_What you have to do_
Give back every entry in full, exactly as it reads.

_Task material_
____

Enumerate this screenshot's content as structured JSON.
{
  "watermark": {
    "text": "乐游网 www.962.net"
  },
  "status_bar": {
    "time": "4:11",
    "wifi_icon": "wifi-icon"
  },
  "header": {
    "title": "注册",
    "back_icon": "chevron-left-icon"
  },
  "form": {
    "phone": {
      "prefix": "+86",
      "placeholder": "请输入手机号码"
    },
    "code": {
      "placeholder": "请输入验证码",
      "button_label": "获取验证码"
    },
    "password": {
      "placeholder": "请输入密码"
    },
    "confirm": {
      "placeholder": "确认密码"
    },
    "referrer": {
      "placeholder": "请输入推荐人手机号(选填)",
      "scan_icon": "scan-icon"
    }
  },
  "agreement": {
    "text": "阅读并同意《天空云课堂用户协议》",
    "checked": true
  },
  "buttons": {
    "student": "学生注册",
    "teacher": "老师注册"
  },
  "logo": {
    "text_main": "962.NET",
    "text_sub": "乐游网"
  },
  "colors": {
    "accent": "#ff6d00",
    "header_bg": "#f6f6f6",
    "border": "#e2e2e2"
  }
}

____

_Reply_
Enumerate this screenshot's content as structured JSON.
{
  "watermark": {
    "text": "乐游网 www.962.net"
  },
  "status_bar": {
    "time": "4:11",
    "wifi_icon": "wifi-icon"
  },
  "header": {
    "title": "注册",
    "back_icon": "chevron-left-icon"
  },
  "form": {
    "phone": {
      "prefix": "+86",
      "placeholder": "请输入手机号码"
    },
    "code": {
      "placeholder": "请输入验证码",
      "button_label": "获取验证码"
    },
    "password": {
      "placeholder": "请输入密码"
    },
    "confirm": {
      "placeholder": "确认密码"
    },
    "referrer": {
      "placeholder": "请输入推荐人手机号(选填)",
      "scan_icon": "scan-icon"
    }
  },
  "agreement": {
    "text": "阅读并同意《天空云课堂用户协议》",
    "checked": true
  },
  "buttons": {
    "student": "学生注册",
    "teacher": "老师注册"
  },
  "logo": {
    "text_main": "962.NET",
    "text_sub": "乐游网"
  },
  "colors": {
    "accent": "#ff6d00",
    "header_bg": "#f6f6f6",
    "border": "#e2e2e2"
  }
}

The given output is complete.